BEGIN
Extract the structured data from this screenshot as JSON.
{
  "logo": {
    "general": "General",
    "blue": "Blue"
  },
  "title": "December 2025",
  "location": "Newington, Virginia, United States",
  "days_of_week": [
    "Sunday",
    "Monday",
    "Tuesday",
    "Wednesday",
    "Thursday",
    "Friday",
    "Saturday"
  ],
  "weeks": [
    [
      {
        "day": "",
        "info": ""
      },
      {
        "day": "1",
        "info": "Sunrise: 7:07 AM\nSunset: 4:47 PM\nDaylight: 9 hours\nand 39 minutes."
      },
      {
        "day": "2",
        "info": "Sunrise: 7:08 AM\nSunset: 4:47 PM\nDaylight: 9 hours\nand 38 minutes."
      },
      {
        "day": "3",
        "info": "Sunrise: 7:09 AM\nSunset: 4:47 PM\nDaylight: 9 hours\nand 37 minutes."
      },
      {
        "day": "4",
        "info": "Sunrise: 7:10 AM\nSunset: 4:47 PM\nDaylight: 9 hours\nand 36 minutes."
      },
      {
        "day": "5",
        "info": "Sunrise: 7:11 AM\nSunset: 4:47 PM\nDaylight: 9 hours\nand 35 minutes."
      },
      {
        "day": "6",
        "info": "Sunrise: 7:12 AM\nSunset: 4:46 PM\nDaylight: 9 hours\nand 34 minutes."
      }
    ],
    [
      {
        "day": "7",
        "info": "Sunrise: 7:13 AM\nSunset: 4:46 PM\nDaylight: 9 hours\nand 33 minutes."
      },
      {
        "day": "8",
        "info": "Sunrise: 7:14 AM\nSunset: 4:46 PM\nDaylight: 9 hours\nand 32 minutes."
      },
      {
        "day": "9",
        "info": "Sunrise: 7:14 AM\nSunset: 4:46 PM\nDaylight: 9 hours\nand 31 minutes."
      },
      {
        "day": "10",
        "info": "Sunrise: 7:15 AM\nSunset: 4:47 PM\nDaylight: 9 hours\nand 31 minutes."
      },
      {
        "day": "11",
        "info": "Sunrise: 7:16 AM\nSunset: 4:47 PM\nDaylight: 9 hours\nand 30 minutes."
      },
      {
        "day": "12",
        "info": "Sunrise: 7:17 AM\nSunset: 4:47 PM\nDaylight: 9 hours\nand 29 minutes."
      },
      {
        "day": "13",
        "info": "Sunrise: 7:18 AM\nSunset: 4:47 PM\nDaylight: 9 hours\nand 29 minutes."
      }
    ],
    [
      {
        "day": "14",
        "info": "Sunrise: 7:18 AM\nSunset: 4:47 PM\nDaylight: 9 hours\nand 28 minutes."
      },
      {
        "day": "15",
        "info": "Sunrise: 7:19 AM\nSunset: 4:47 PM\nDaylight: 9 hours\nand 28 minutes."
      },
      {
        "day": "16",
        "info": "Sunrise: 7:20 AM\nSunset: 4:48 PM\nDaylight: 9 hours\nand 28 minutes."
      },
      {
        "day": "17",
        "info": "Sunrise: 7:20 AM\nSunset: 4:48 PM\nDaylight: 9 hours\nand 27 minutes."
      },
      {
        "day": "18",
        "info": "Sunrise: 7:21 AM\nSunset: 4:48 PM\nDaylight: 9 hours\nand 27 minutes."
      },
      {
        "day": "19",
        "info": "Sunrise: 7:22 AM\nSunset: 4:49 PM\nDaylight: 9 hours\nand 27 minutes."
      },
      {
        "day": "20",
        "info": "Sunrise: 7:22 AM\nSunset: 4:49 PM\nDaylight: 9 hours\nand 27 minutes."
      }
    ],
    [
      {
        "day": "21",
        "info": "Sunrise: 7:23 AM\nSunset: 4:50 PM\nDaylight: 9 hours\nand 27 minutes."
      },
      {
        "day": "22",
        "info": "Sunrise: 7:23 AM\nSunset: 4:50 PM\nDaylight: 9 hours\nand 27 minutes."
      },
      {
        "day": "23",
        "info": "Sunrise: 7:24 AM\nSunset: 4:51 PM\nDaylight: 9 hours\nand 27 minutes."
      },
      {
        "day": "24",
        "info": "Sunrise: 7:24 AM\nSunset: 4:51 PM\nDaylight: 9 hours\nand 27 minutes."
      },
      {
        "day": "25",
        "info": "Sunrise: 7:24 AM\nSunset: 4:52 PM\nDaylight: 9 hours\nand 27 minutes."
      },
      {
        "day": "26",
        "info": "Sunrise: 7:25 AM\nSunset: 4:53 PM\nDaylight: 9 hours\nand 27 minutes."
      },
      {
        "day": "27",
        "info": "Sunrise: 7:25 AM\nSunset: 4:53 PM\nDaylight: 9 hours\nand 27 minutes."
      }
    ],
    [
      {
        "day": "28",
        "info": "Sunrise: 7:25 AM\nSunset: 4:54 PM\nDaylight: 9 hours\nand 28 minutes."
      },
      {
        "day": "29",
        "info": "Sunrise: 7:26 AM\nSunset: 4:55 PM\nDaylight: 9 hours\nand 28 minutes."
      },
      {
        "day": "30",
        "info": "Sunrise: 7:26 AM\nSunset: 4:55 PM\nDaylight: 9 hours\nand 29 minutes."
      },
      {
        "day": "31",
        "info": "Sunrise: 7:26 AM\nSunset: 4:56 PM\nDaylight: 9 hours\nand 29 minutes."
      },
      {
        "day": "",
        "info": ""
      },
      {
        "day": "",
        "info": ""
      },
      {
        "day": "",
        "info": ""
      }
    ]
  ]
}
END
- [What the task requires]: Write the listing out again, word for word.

- [Solution to this task]:
Extract the structured data from this screenshot as JSON.
{
  "logo": {
    "general": "General",
    "blue": "Blue"
  },
  "title": "December 2025",
  "location": "Newington, Virginia, United States",
  "days_of_week": [
    "Sunday",
    "Monday",
    "Tuesday",
    "Wednesday",
    "Thursday",
    "Friday",
    "Saturday"
  ],
  "weeks": [
    [
      {
        "day": "",
        "info": ""
      },
      {
        "day": "1",
        "info": "Sunrise: 7:07 AM\nSunset: 4:47 PM\nDaylight: 9 hours\nand 39 minutes."
      },
      {
        "day": "2",
        "info": "Sunrise: 7:08 AM\nSunset: 4:47 PM\nDaylight: 9 hours\nand 38 minutes."
      },
      {
        "day": "3",
        "info": "Sunrise: 7:09 AM\nSunset: 4:47 PM\nDaylight: 9 hours\nand 37 minutes."
      },
      {
        "day": "4",
        "info": "Sunrise: 7:10 AM\nSunset: 4:47 PM\nDaylight: 9 hours\nand 36 minutes."
      },
      {
        "day": "5",
        "info": "Sunrise: 7:11 AM\nSunset: 4:47 PM\nDaylight: 9 hours\nand 35 minutes."
      },
      {
        "day": "6",
        "info": "Sunrise: 7:12 AM\nSunset: 4:46 PM\nDaylight: 9 hours\nand 34 minutes."
      }
    ],
    [
      {
        "day": "7",
        "info": "Sunrise: 7:13 AM\nSunset: 4:46 PM\nDaylight: 9 hours\nand 33 minutes."
      },
      {
        "day": "8",
        "info": "Sunrise: 7:14 AM\nSunset: 4:46 PM\nDaylight: 9 hours\nand 32 minutes."
      },
      {
        "day": "9",
        "info": "Sunrise: 7:14 AM\nSunset: 4:46 PM\nDaylight: 9 hours\nand 31 minutes."
      },
      {
        "day": "10",
        "info": "Sunrise: 7:15 AM\nSunset: 4:47 PM\nDaylight: 9 hours\nand 31 minutes."
      },
      {
        "day": "11",
        "info": "Sunrise: 7:16 AM\nSunset: 4:47 PM\nDaylight: 9 hours\nand 30 minutes."
      },
      {
        "day": "12",
        "info": "Sunrise: 7:17 AM\nSunset: 4:47 PM\nDaylight: 9 hours\nand 29 minutes."
      },
      {
        "day": "13",
        "info": "Sunrise: 7:18 AM\nSunset: 4:47 PM\nDaylight: 9 hours\nand 29 minutes."
      }
    ],
    [
      {
        "day": "14",
        "info": "Sunrise: 7:18 AM\nSunset: 4:47 PM\nDaylight: 9 hours\nand 28 minutes."
      },
      {
        "day": "15",
        "info": "Sunrise: 7:19 AM\nSunset: 4:47 PM\nDaylight: 9 hours\nand 28 minutes."
      },
      {
        "day": "16",
        "info": "Sunrise: 7:20 AM\nSunset: 4:48 PM\nDaylight: 9 hours\nand 28 minutes."
      },
      {
        "day": "17",
        "info": "Sunrise: 7:20 AM\nSunset: 4:48 PM\nDaylight: 9 hours\nand 27 minutes."
      },
      {
        "day": "18",
        "info": "Sunrise: 7:21 AM\nSunset: 4:48 PM\nDaylight: 9 hours\nand 27 minutes."
      },
      {
        "day": "19",
        "info": "Sunrise: 7:22 AM\nSunset: 4:49 PM\nDaylight: 9 hours\nand 27 minutes."
      },
      {
        "day": "20",
        "info": "Sunrise: 7:22 AM\nSunset: 4:49 PM\nDaylight: 9 hours\nand 27 minutes."
      }
    ],
    [
      {
        "day": "21",
        "info": "Sunrise: 7:23 AM\nSunset: 4:50 PM\nDaylight: 9 hours\nand 27 minutes."
      },
      {
        "day": "22",
        "info": "Sunrise: 7:23 AM\nSunset: 4:50 PM\nDaylight: 9 hours\nand 27 minutes."
      },
      {
        "day": "23",
        "info": "Sunrise: 7:24 AM\nSunset: 4:51 PM\nDaylight: 9 hours\nand 27 minutes."
      },
      {
        "day": "24",
        "info": "Sunrise: 7:24 AM\nSunset: 4:51 PM\nDaylight: 9 hours\nand 27 minutes."
      },
      {
        "day": "25",
        "info": "Sunrise: 7:24 AM\nSunset: 4:52 PM\nDaylight: 9 hours\nand 27 minutes."
      },
      {
        "day": "26",
        "info": "Sunrise: 7:25 AM\nSunset: 4:53 PM\nDaylight: 9 hours\nand 27 minutes."
      },
      {
        "day": "27",
        "info": "Sunrise: 7:25 AM\nSunset: 4:53 PM\nDaylight: 9 hours\nand 27 minutes."
      }
    ],
    [
      {
        "day": "28",
        "info": "Sunrise: 7:25 AM\nSunset: 4:54 PM\nDaylight: 9 hours\nand 28 minutes."
      },
      {
        "day": "29",
        "info": "Sunrise: 7:26 AM\nSunset: 4:55 PM\nDaylight: 9 hours\nand 28 minutes."
      },
      {
        "day": "30",
        "info": "Sunrise: 7:26 AM\nSunset: 4:55 PM\nDaylight: 9 hours\nand 29 minutes."
      },
      {
        "day": "31",
        "info": "Sunrise: 7:26 AM\nSunset: 4:56 PM\nDaylight: 9 hours\nand 29 minutes."
      },
      {
        "day": "",
        "info": ""
      },
      {
        "day": "",
        "info": ""
      },
      {
        "day": "",
        "info": ""
      }
    ]
  ]
}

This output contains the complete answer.